As in standard X-ray tubes, part of the electron current energy when hitting the tungsten target is converted into photons. However, instead of spinning a small target anode in order to dissipate waste heat, the electron current focus spot is swept along a large stationary target anode.

The electron current sweep is aimed using wound copper coil magnetic deflection yokes, as in a cathode ray tube (CRT). However, the entire structure of the cathode, deflection yokes, anode and overall vacuum tube size is much larger, therefore made out of steel, not glass, with the main central open midsection of the vacuum tube hollow, leaving room for the scan table and object or person to lie while the scan is performed.

Design disadvantage

Given the larger size and low production volume of the EBT design, only about 120 exist in the world as of 2004, vs. thousands of more conventional design CT machines.

Future

Whether the inherent sweep-speed advantage will maintain commercial viability of the EBT design remains unclear at this time. As of 2002, one major company owns and offers models in both competing designs, with engineering cross-pollination of techniques between the product design teams. As of 2005, it increasingly appears that the spiral CT designs, especially those with (b) 64 detector rows, (b) 3×360°/sec rotation speeds and designed for cardiac imaging, are largely replacing the EBT design from a commercial and medical perspective. However, EBT still offers sweep speeds of effectively 50×360°/sec rotation speeds and lower radiation exposure. The latest version of the EBT eSpeed offers a 33 ms sweep time.

This technology continues to represent the fastest commercial CT temporal resolution.

Since 2008, a single development company has taken the lead on continued development, support and sales of EBT imaging products. The EBT scanner continues to stay in use globally due to the high accuracy, superior repeatability and ultra low dose abilities over high dose mechanical scanners.

References

  1. ^ "Electron Beam CT Scan Technology in Oklahoma City". Retrieved 2015-04-30. 
  2. ^ http://www.toshiba-medical.eu/en/Our-Product-Range/CT/Systems/Aquilion-ONE1/
This article was sourced from Creative Commons Attribution-ShareAlike License; additional terms may apply. World Heritage Encyclopedia content is assembled from numerous content providers, Open Access Publishing, and in compliance with The Fair Access to Science and Technology Research Act (FASTR), Wikimedia Foundation, Inc., Public Library of Science, The Encyclopedia of Life, Open Book Publishers (OBP), PubMed, U.S. National Library of Medicine, National Center for Biotechnology Information, U.S. National Library of Medicine, National Institutes of Health (NIH), U.S. Department of Health & Human Services, and USA.gov, which sources content from all federal, state, local, tribal, and territorial government publication portals (.gov, .mil, .edu). Funding for USA.gov and content contributors is made possible from the U.S. Congress, E-Government Act of 2002.
 
Crowd sourced content that is contributed to World Heritage Encyclopedia is peer reviewed and edited by our editorial staff to ensure quality scholarly research articles.
 
By using this site, you agree to the Terms of Use and Privacy Policy.
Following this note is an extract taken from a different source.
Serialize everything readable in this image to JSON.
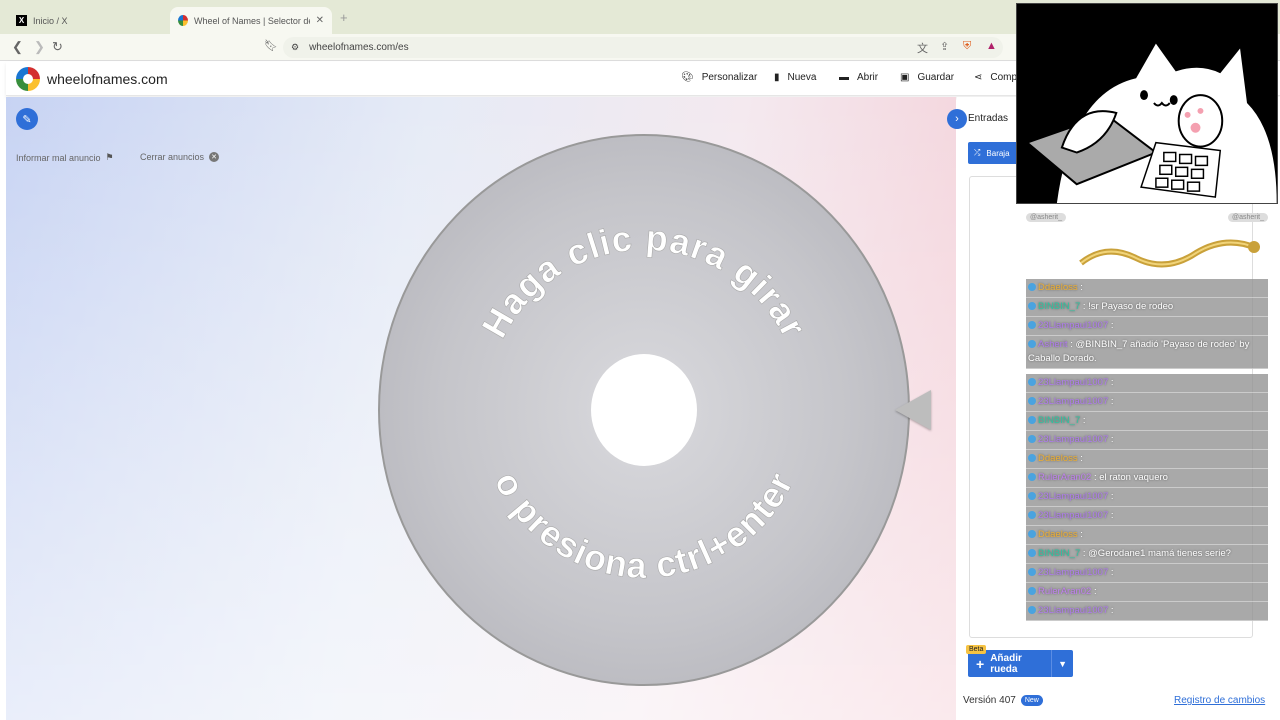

World Heritage Encyclopedia™ is a registered trademark of the World Public Library Association, a non-profit organization.
 


Copyright © World Library Foundation. All rights reserved. eBooks from Project Gutenberg are sponsored by the World Library Foundation,
a 501c(4) Member's Support Non-Profit Organization, and is NOT affiliated with any governmental agency or department.